Exercise prompt
Among the records, find the lines that hold the string "comment" and return them.

== Supplied records ==

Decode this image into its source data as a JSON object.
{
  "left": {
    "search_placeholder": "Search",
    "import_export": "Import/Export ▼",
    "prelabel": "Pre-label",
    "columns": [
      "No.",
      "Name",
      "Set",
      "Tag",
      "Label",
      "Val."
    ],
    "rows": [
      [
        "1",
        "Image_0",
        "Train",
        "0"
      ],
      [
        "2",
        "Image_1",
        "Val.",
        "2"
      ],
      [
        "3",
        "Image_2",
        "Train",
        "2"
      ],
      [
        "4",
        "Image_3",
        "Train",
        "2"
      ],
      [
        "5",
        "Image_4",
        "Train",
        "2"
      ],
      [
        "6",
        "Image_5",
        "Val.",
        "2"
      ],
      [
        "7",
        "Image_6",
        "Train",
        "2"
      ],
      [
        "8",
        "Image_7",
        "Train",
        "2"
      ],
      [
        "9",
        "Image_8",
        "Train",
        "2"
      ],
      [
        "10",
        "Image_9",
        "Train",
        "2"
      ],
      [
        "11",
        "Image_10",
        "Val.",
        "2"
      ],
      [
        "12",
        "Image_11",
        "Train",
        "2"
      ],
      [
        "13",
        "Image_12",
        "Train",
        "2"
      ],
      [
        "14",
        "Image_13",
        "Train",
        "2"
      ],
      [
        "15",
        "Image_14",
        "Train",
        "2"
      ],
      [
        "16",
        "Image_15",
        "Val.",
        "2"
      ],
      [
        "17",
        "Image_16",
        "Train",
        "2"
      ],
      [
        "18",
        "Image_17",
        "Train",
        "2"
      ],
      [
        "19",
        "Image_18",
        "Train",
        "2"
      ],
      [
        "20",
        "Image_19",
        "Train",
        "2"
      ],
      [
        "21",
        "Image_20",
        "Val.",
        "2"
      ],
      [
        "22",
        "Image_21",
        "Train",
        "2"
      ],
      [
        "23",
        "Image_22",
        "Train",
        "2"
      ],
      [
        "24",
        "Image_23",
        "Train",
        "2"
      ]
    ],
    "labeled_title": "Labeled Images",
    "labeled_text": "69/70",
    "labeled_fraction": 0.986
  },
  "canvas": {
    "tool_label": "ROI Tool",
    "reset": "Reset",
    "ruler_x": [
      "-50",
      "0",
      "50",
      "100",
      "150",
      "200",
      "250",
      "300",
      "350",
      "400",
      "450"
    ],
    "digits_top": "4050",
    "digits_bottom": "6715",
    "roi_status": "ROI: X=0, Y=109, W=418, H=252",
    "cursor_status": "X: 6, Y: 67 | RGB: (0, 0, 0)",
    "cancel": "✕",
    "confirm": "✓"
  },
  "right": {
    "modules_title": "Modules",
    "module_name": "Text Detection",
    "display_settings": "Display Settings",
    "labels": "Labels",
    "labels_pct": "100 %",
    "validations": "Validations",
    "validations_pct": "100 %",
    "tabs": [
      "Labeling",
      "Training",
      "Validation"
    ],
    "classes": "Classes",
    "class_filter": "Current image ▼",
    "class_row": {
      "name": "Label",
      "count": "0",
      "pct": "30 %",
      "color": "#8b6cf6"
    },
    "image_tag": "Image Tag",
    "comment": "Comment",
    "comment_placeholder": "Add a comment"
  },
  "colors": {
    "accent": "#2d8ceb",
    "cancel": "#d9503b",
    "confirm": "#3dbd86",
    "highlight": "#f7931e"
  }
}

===

Response box
    "comment": "Comment",
    "comment_placeholder": "Add a comment"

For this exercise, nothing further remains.